El Niño and its alter ego La Niña show how dynamic our planet really is. As a grand-scale, global phenomenon, El Niño–La Niña shows how the circulation patterns of the ocean and atmosphere are linked and interact to provide teleconnections capable of producing extreme events affecting millions of people throughout the world.


Another oceanic phenomenon that influences climate is marked by changes in sea-surface temperature in the northern Pacific Ocean that can produce climate changes across parts of Eurasia, Alaska, and the western United States. These changes interact with ENSOrelated changes, either strengthening or weakening them. The changes in the North Pacific pressure pattern can last from weeks to decades. The decadal changes, (Figure 5.34) are called the Pacific decadal oscillation (PDO). They can persist on a scale of 20 to 30 years. The causes of the oscillation are not well understood.

Pacific decadal oscillation

The Pacific decadal oscillation has shown two full cycles in the past century, with cool phases from 1890–1924 and 1947–1976 and warm phases from 1925–1946 and 1977 to the present. In the warm phase, eastward-moving Pacific storm systems track to the south, leaving the northwestern portion of the United States warm and dry, while the arid southwest receives more rainfall than normal. In the cool phase, the northwestern United States becomes cooler and wetter, while drought comes to California and the southwest. The phases also have strong effects on marine coastal fisheries, with the most productive regions shifted northward to Alaskan waters during the warm phase and southward in the cool phase.


Another ocean–atmosphere phenomenon affecting climate is the North Atlantic oscillation (NAO), which is associated with changes in atmospheric pressures and sea-surface temperatures over the mid- and high latitudes of the Atlantic. The North Atlantic oscillation is predominantly an atmospheric phenomenon that is partly related to variations in the surface pressure gradient between the polar sea ice cap and the midlatitudes in both the Atlantic and Pacific Ocean basins. It may also be linked to changes in the ocean surface temperature and possibly snow and ice cover over Europe and Greenland.

Shifts in the North American oscillation can occur over the course of weeks, seasons, and even decades. Since about 1975, the positive phase has dominated, bringing wetter but milder conditions to northern Europe and dry conditions to southern Europe.

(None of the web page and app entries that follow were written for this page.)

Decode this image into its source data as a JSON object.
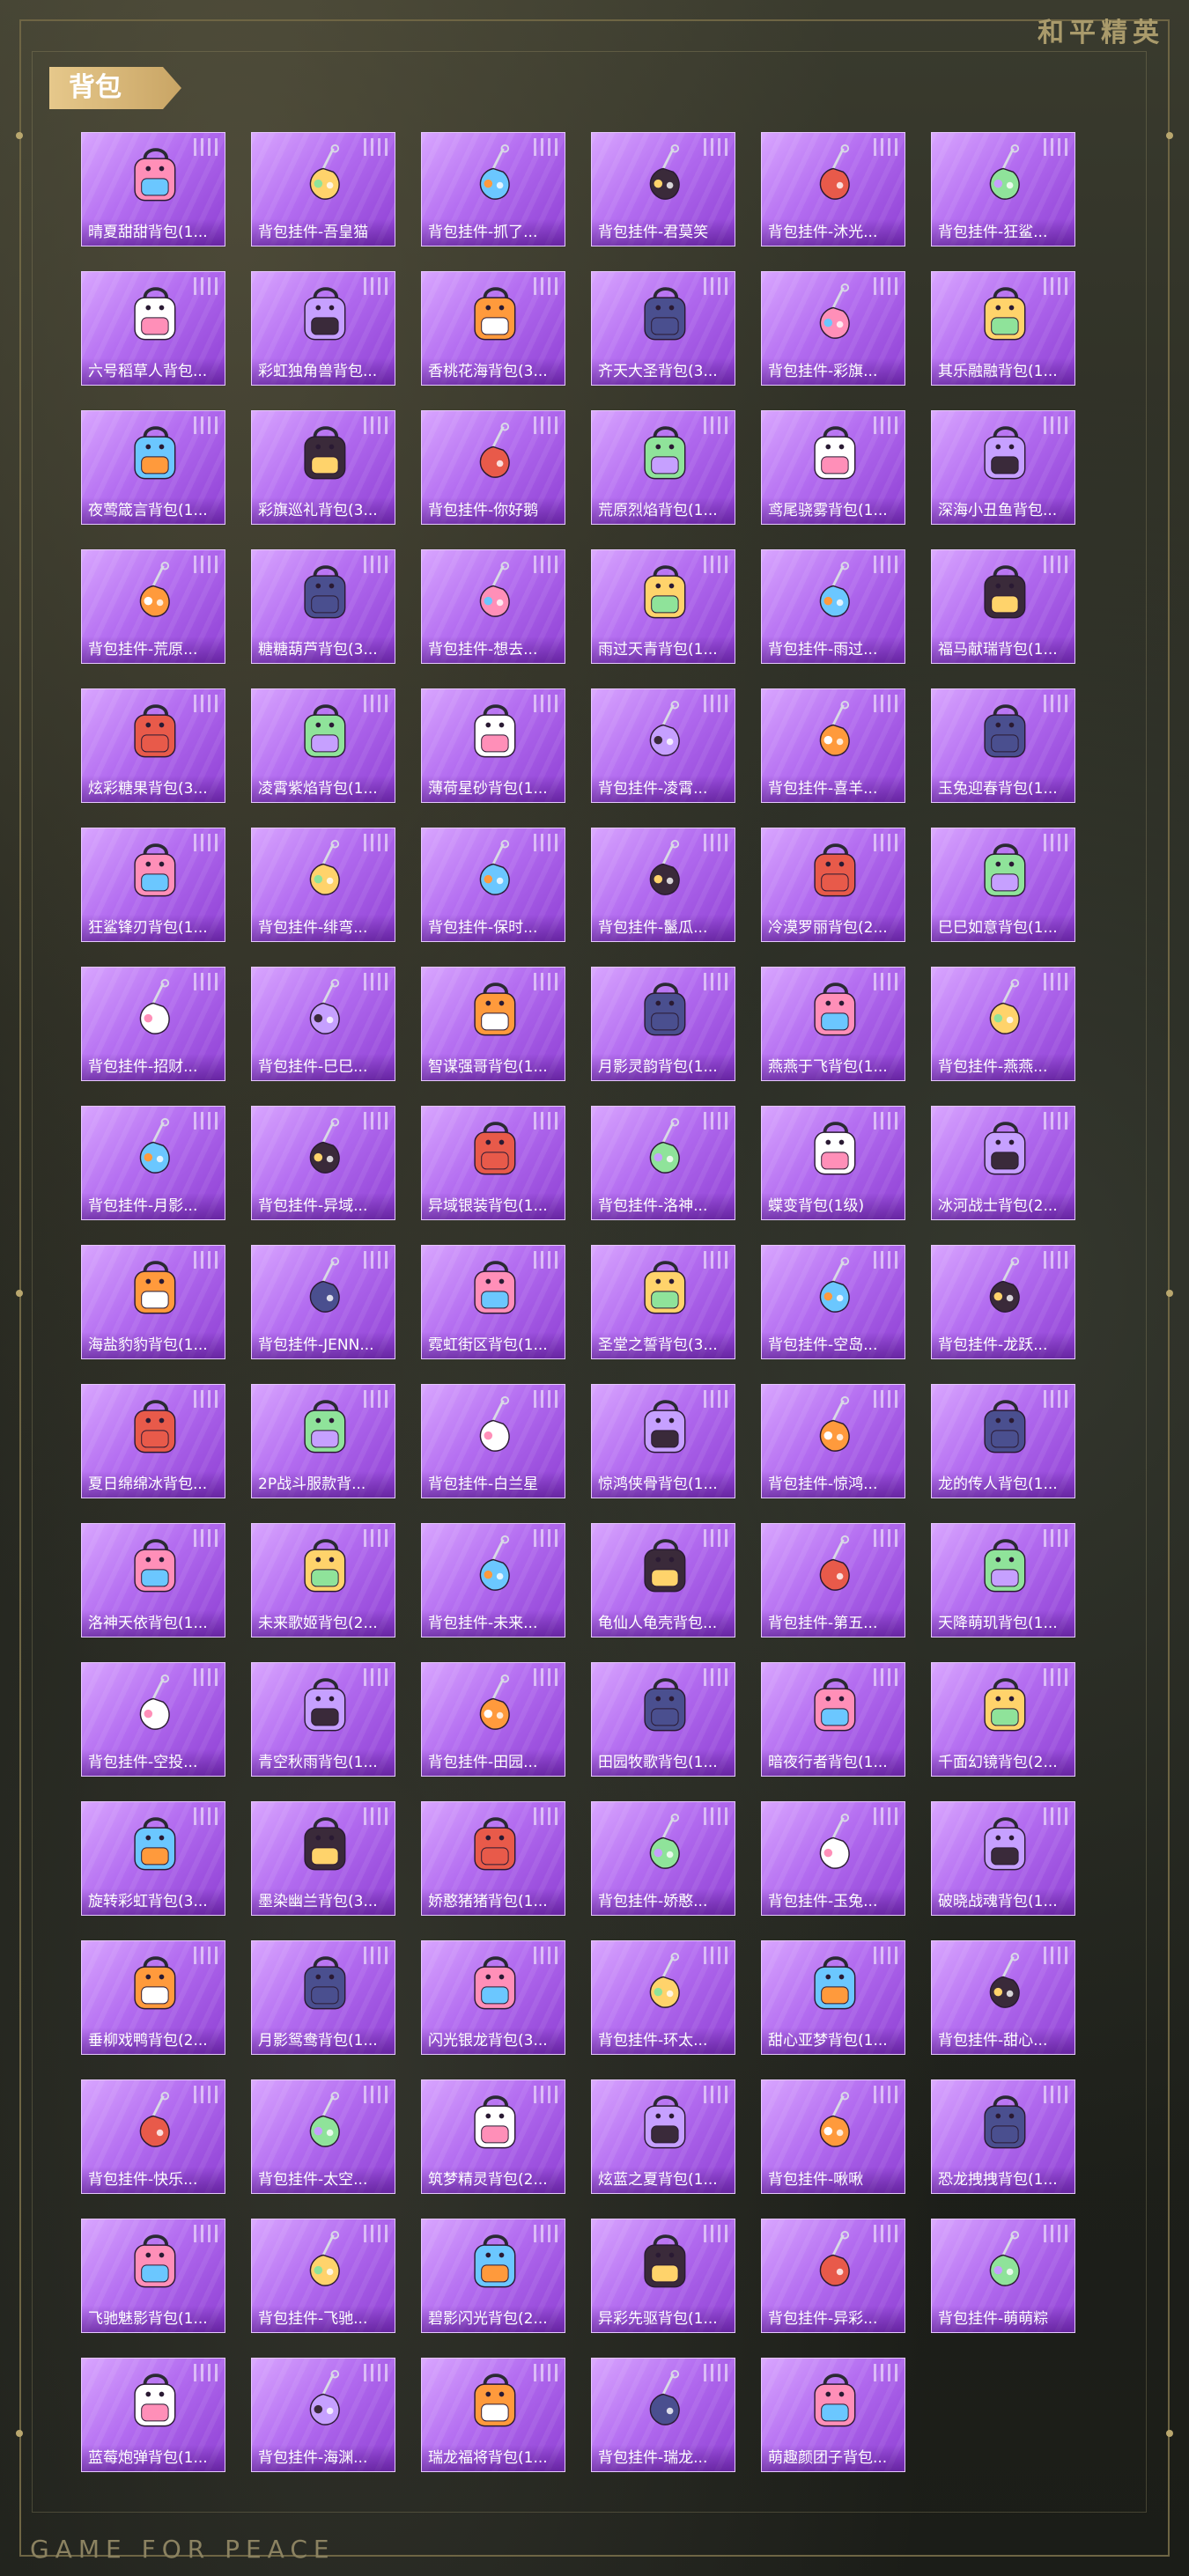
{
  "brand": "和平精英",
  "footer": "GAME FOR PEACE",
  "section_title": "背包",
  "items": [
    {
      "label": "晴夏甜甜背包(1...",
      "icon": "backpack-icon"
    },
    {
      "label": "背包挂件-吾皇猫",
      "icon": "charm-icon"
    },
    {
      "label": "背包挂件-抓了...",
      "icon": "charm-icon"
    },
    {
      "label": "背包挂件-君莫笑",
      "icon": "charm-icon"
    },
    {
      "label": "背包挂件-沐光...",
      "icon": "charm-icon"
    },
    {
      "label": "背包挂件-狂鲨...",
      "icon": "charm-icon"
    },
    {
      "label": "六号稻草人背包...",
      "icon": "backpack-icon"
    },
    {
      "label": "彩虹独角兽背包...",
      "icon": "backpack-icon"
    },
    {
      "label": "香桃花海背包(3...",
      "icon": "backpack-icon"
    },
    {
      "label": "齐天大圣背包(3...",
      "icon": "backpack-icon"
    },
    {
      "label": "背包挂件-彩旗...",
      "icon": "charm-icon"
    },
    {
      "label": "其乐融融背包(1...",
      "icon": "backpack-icon"
    },
    {
      "label": "夜莺箴言背包(1...",
      "icon": "backpack-icon"
    },
    {
      "label": "彩旗巡礼背包(3...",
      "icon": "backpack-icon"
    },
    {
      "label": "背包挂件-你好鹅",
      "icon": "charm-icon"
    },
    {
      "label": "荒原烈焰背包(1...",
      "icon": "backpack-icon"
    },
    {
      "label": "鸢尾骁雾背包(1...",
      "icon": "backpack-icon"
    },
    {
      "label": "深海小丑鱼背包...",
      "icon": "backpack-icon"
    },
    {
      "label": "背包挂件-荒原...",
      "icon": "charm-icon"
    },
    {
      "label": "糖糖葫芦背包(3...",
      "icon": "backpack-icon"
    },
    {
      "label": "背包挂件-想去...",
      "icon": "charm-icon"
    },
    {
      "label": "雨过天青背包(1...",
      "icon": "backpack-icon"
    },
    {
      "label": "背包挂件-雨过...",
      "icon": "charm-icon"
    },
    {
      "label": "福马献瑞背包(1...",
      "icon": "backpack-icon"
    },
    {
      "label": "炫彩糖果背包(3...",
      "icon": "backpack-icon"
    },
    {
      "label": "凌霄紫焰背包(1...",
      "icon": "backpack-icon"
    },
    {
      "label": "薄荷星砂背包(1...",
      "icon": "backpack-icon"
    },
    {
      "label": "背包挂件-凌霄...",
      "icon": "charm-icon"
    },
    {
      "label": "背包挂件-喜羊...",
      "icon": "charm-icon"
    },
    {
      "label": "玉兔迎春背包(1...",
      "icon": "backpack-icon"
    },
    {
      "label": "狂鲨锋刃背包(1...",
      "icon": "backpack-icon"
    },
    {
      "label": "背包挂件-绯弯...",
      "icon": "charm-icon"
    },
    {
      "label": "背包挂件-保时...",
      "icon": "charm-icon"
    },
    {
      "label": "背包挂件-鬣瓜...",
      "icon": "charm-icon"
    },
    {
      "label": "冷漠罗丽背包(2...",
      "icon": "backpack-icon"
    },
    {
      "label": "巳巳如意背包(1...",
      "icon": "backpack-icon"
    },
    {
      "label": "背包挂件-招财...",
      "icon": "charm-icon"
    },
    {
      "label": "背包挂件-巳巳...",
      "icon": "charm-icon"
    },
    {
      "label": "智谋强哥背包(1...",
      "icon": "backpack-icon"
    },
    {
      "label": "月影灵韵背包(1...",
      "icon": "backpack-icon"
    },
    {
      "label": "燕燕于飞背包(1...",
      "icon": "backpack-icon"
    },
    {
      "label": "背包挂件-燕燕...",
      "icon": "charm-icon"
    },
    {
      "label": "背包挂件-月影...",
      "icon": "charm-icon"
    },
    {
      "label": "背包挂件-异域...",
      "icon": "charm-icon"
    },
    {
      "label": "异域银装背包(1...",
      "icon": "backpack-icon"
    },
    {
      "label": "背包挂件-洛神...",
      "icon": "charm-icon"
    },
    {
      "label": "蝶变背包(1级)",
      "icon": "backpack-icon"
    },
    {
      "label": "冰河战士背包(2...",
      "icon": "backpack-icon"
    },
    {
      "label": "海盐豹豹背包(1...",
      "icon": "backpack-icon"
    },
    {
      "label": "背包挂件-JENN...",
      "icon": "charm-icon"
    },
    {
      "label": "霓虹街区背包(1...",
      "icon": "backpack-icon"
    },
    {
      "label": "圣堂之誓背包(3...",
      "icon": "backpack-icon"
    },
    {
      "label": "背包挂件-空岛...",
      "icon": "charm-icon"
    },
    {
      "label": "背包挂件-龙跃...",
      "icon": "charm-icon"
    },
    {
      "label": "夏日绵绵冰背包...",
      "icon": "backpack-icon"
    },
    {
      "label": "2P战斗服款背...",
      "icon": "backpack-icon"
    },
    {
      "label": "背包挂件-白兰星",
      "icon": "charm-icon"
    },
    {
      "label": "惊鸿侠骨背包(1...",
      "icon": "backpack-icon"
    },
    {
      "label": "背包挂件-惊鸿...",
      "icon": "charm-icon"
    },
    {
      "label": "龙的传人背包(1...",
      "icon": "backpack-icon"
    },
    {
      "label": "洛神天依背包(1...",
      "icon": "backpack-icon"
    },
    {
      "label": "未来歌姬背包(2...",
      "icon": "backpack-icon"
    },
    {
      "label": "背包挂件-未来...",
      "icon": "charm-icon"
    },
    {
      "label": "龟仙人龟壳背包...",
      "icon": "backpack-icon"
    },
    {
      "label": "背包挂件-第五...",
      "icon": "charm-icon"
    },
    {
      "label": "天降萌玑背包(1...",
      "icon": "backpack-icon"
    },
    {
      "label": "背包挂件-空投...",
      "icon": "charm-icon"
    },
    {
      "label": "青空秋雨背包(1...",
      "icon": "backpack-icon"
    },
    {
      "label": "背包挂件-田园...",
      "icon": "charm-icon"
    },
    {
      "label": "田园牧歌背包(1...",
      "icon": "backpack-icon"
    },
    {
      "label": "暗夜行者背包(1...",
      "icon": "backpack-icon"
    },
    {
      "label": "千面幻镜背包(2...",
      "icon": "backpack-icon"
    },
    {
      "label": "旋转彩虹背包(3...",
      "icon": "backpack-icon"
    },
    {
      "label": "墨染幽兰背包(3...",
      "icon": "backpack-icon"
    },
    {
      "label": "娇憨猪猪背包(1...",
      "icon": "backpack-icon"
    },
    {
      "label": "背包挂件-娇憨...",
      "icon": "charm-icon"
    },
    {
      "label": "背包挂件-玉兔...",
      "icon": "charm-icon"
    },
    {
      "label": "破晓战魂背包(1...",
      "icon": "backpack-icon"
    },
    {
      "label": "垂柳戏鸭背包(2...",
      "icon": "backpack-icon"
    },
    {
      "label": "月影鸳鸯背包(1...",
      "icon": "backpack-icon"
    },
    {
      "label": "闪光银龙背包(3...",
      "icon": "backpack-icon"
    },
    {
      "label": "背包挂件-环太...",
      "icon": "charm-icon"
    },
    {
      "label": "甜心亚梦背包(1...",
      "icon": "backpack-icon"
    },
    {
      "label": "背包挂件-甜心...",
      "icon": "charm-icon"
    },
    {
      "label": "背包挂件-快乐...",
      "icon": "charm-icon"
    },
    {
      "label": "背包挂件-太空...",
      "icon": "charm-icon"
    },
    {
      "label": "筑梦精灵背包(2...",
      "icon": "backpack-icon"
    },
    {
      "label": "炫蓝之夏背包(1...",
      "icon": "backpack-icon"
    },
    {
      "label": "背包挂件-啾啾",
      "icon": "charm-icon"
    },
    {
      "label": "恐龙拽拽背包(1...",
      "icon": "backpack-icon"
    },
    {
      "label": "飞驰魅影背包(1...",
      "icon": "backpack-icon"
    },
    {
      "label": "背包挂件-飞驰...",
      "icon": "charm-icon"
    },
    {
      "label": "碧影闪光背包(2...",
      "icon": "backpack-icon"
    },
    {
      "label": "异彩先驱背包(1...",
      "icon": "backpack-icon"
    },
    {
      "label": "背包挂件-异彩...",
      "icon": "charm-icon"
    },
    {
      "label": "背包挂件-萌萌粽",
      "icon": "charm-icon"
    },
    {
      "label": "蓝莓炮弹背包(1...",
      "icon": "backpack-icon"
    },
    {
      "label": "背包挂件-海渊...",
      "icon": "charm-icon"
    },
    {
      "label": "瑞龙福将背包(1...",
      "icon": "backpack-icon"
    },
    {
      "label": "背包挂件-瑞龙...",
      "icon": "charm-icon"
    },
    {
      "label": "萌趣颜团子背包...",
      "icon": "backpack-icon"
    }
  ],
  "colors": {
    "card_light": "#d9a6ff",
    "card_dark": "#8e3fd3",
    "frame": "#6e6544",
    "tag": "#e6c88b"
  },
  "item_palette": [
    "#ff8fb8",
    "#ffd36b",
    "#6bc7ff",
    "#3a2a3a",
    "#e85a4a",
    "#8fe39a",
    "#ffffff",
    "#c6a0ff",
    "#ff9a3c",
    "#4a4f8f"
  ]
}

Deep currents move ocean waters in a slow circuit across the floors of the world’s oceans. They are generated when surface waters become more dense and slowly sink downward. Coupled with these deep currents are very broad and slow surface currents on which the more rapid surface currents, described above, are superimposed. Figure 5.36 diagrams this slow flow pattern, which links all of the world’s oceans. It is referred to as thermohaline circulation, since it depends on the sinking of cold, salty water along the northern edge of the Atlantic. The sinking leads eventually to upwelling at far distant locations, as described in the figure.

Thermohaline circulation

Thermohaline circulation plays an important role in the carbon cycle by moving CO2-rich surface waters into the ocean depths. As noted in Chapter 3 in Eye on the Environment 3.1. Carbon Dioxide—On the Increase, deep ocean circulation provides a conveyor belt for storage and release of CO2 in a cycle of about 1500 years’ duration. This allows the ocean to moderate rapid changes in atmospheric CO2 concentration, such as those produced by human activity through fossil fuel burning.

Some scientists have observed that thermohaline circulation could be slowed or stopped by inputs of fresh water into the North Atlantic. Such freshwater inputs could come from the sudden drainage of large lakes formed by melting ice at the close of the last Ice Age. The fresh water would decrease the density of the ocean water, keeping the water from becoming dense enough to sink. Without sinking, circulation would stop. In turn, this would interrupt a major flow pathway for the transfer of heat from equatorial regions to the northern midlatitudes. This mechanism could result in relatively rapid climatic change and is one explanation for the periodic cycles of warm and cold temperatures experienced since the melting of continental ice sheets about 12,000 years ago.